* _Task goal_: Reproduce every entry word for word.

* _Source records_:
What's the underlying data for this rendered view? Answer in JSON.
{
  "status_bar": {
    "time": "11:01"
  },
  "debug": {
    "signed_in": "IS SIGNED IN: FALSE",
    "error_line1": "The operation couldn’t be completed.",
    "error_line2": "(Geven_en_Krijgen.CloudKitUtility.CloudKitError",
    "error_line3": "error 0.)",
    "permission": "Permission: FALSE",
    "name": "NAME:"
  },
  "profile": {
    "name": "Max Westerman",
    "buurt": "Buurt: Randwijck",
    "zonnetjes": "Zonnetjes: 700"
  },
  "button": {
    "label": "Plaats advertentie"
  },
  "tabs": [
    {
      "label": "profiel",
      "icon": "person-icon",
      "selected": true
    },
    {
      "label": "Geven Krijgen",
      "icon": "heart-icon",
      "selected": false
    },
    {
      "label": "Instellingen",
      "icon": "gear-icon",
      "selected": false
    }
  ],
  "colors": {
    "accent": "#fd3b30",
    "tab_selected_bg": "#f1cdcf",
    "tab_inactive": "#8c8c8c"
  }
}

* _Response to the task_:
What's the underlying data for this rendered view? Answer in JSON.
{
  "status_bar": {
    "time": "11:01"
  },
  "debug": {
    "signed_in": "IS SIGNED IN: FALSE",
    "error_line1": "The operation couldn’t be completed.",
    "error_line2": "(Geven_en_Krijgen.CloudKitUtility.CloudKitError",
    "error_line3": "error 0.)",
    "permission": "Permission: FALSE",
    "name": "NAME:"
  },
  "profile": {
    "name": "Max Westerman",
    "buurt": "Buurt: Randwijck",
    "zonnetjes": "Zonnetjes: 700"
  },
  "button": {
    "label": "Plaats advertentie"
  },
  "tabs": [
    {
      "label": "profiel",
      "icon": "person-icon",
      "selected": true
    },
    {
      "label": "Geven Krijgen",
      "icon": "heart-icon",
      "selected": false
    },
    {
      "label": "Instellingen",
      "icon": "gear-icon",
      "selected": false
    }
  ],
  "colors": {
    "accent": "#fd3b30",
    "tab_selected_bg": "#f1cdcf",
    "tab_inactive": "#8c8c8c"
  }
}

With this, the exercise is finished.